Pet Travel with Newsweek

Travel: Taking Toto On The Road

By Malcolm Beith

How to travel with your pet

Feb. 24 issue — On paper, Ruggles seems like your ordinary world traveler. He’s been to France, Germany, England, Costa Rica and Canada. He’s hopped over from his home in Ft. Lauderdale, Florida, to Mexico at least half a dozen times.

HE’S EVEN GOT frequent-flier miles on America West. But Ruggles isn’t a teen-ager taking a year off before college or a retiree with too much time on his hands. He’s a 14-year-old Shih Tzu.

Ruggles’s owner, Jerry Hatfield, is just one of many pet lovers worldwide who have started taking their companions along on holiday. In recent years pet travel has become increasingly commonplace, and September 11 seems to have added fuel to the trend. Says Hatfield, who runs , “People are less willing to go off and leave a part of their family at home, either for security reasons or psychological reasons.” As a result, the tourism industry is growing more accommodating to the four-legged set and more aware that traveling pet own-ers are “really good business.” Here are a few tips for taking Rover (or Fluffy) along on your trips:

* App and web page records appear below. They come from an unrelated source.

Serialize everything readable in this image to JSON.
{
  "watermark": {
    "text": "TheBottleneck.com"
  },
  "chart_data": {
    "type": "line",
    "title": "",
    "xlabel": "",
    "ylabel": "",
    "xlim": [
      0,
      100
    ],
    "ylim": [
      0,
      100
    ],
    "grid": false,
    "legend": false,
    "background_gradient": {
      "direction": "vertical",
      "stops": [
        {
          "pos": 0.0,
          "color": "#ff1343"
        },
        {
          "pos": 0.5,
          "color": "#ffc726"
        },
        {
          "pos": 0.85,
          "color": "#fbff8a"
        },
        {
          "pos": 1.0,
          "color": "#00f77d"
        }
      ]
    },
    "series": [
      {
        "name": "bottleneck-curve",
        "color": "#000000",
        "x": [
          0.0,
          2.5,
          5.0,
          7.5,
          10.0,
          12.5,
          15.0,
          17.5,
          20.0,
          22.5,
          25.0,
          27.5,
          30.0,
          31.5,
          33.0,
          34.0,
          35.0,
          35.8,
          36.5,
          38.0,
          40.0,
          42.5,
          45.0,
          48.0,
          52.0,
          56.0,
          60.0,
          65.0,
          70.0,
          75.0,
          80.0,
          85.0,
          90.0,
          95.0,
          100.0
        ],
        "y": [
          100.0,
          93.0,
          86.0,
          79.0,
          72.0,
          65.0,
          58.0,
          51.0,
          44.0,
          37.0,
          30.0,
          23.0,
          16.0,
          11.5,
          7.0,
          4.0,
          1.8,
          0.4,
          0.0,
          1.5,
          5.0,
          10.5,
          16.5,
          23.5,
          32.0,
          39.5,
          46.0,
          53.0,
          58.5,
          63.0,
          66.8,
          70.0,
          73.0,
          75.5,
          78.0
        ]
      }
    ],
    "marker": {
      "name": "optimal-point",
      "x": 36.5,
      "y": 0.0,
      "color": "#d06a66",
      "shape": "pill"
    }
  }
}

Road or rail? “Always plan ahead,” says Dawn Habgood, owner of two golden retrievers and coeditor of Seems logical enough. First, decide where you want to go and how you want to get there. Trains don’t usually take pets, and the same goes for cruise ships. If you have a cat, think twice before flying. “Cats are not very good travelers, unless you’re going by car,” says Hatfield. But remember: some animals do suffer from car sickness, so it’s best to “test drive” your pet first. Bring some water—pets get thirsty on even the shortest of rides. And dogs need to stretch every two to three hours, so make frequent pit stops.

Flying high: If you are intent on flying the pet-friendly skies, be sure to call the airline ahead of time—policies and prices change frequently and vary from one carrier to the next. Clearly specify how large your pet is. Most airlines allow small pets—under 15 pounds—in the passenger cabin at an average cost of $50, as long as they’re in an approved soft animal carrier like a Sherpa Bag and you can stow them under the seat in front of you on takeoff and landing.

If your pet is headed for the cargo area (cost: up to $200), be —sure to plan the timing of your trip accordingly. Most airlines have a no-pet policy during the hottest and coldest months of the year. Throw a toy in the carrier, freeze some water in a dish (as it thaws, your pet can lap it up without severe spillage) and tape some food outside the carrier in case of a delay. That way a flight attendant can feed Fido while he waits for takeoff.

Medical musts: Most countries require recent vaccinations and certificates to prove the animal’s state of health. Some, like Britain, require pet passports—a microchip about the size of a grain of rice embedded in your pet’s skin that contains information on ownership and recent vaccinations. The pet passport can usually be obtained through your vet for roughly $200, though prices vary. Pet quarantines are less common now than before, but some nations—like Ireland (unless you’re arriving from Britain) and South Korea—still require them.

Hotel hints: Start your search at a Web site like, which has a dtatbase of pet friendly hotels, motels, parks, restaurants, stores and much more. A handful of establishments—particularly those in the United States, where pet travel is a relatively new phenomenon—now offer VIP treatment. Loews Hotels ( ), with branches across North America, offers extras like dog and cat beds and a pet room-service menu that includes grilled lamb, chicken with rice and even a vegetarian option. Although this is not the industry standard, pet travelers agree that many hoteliers go out of their way to treat them well. One hotel manager once admitted to Hatfield that he’d “so much rather have a pet in the hotel than a small child.” These days, many pet “moms” and “dads” can’t tell the difference.

© 2003 Newsweek, Inc.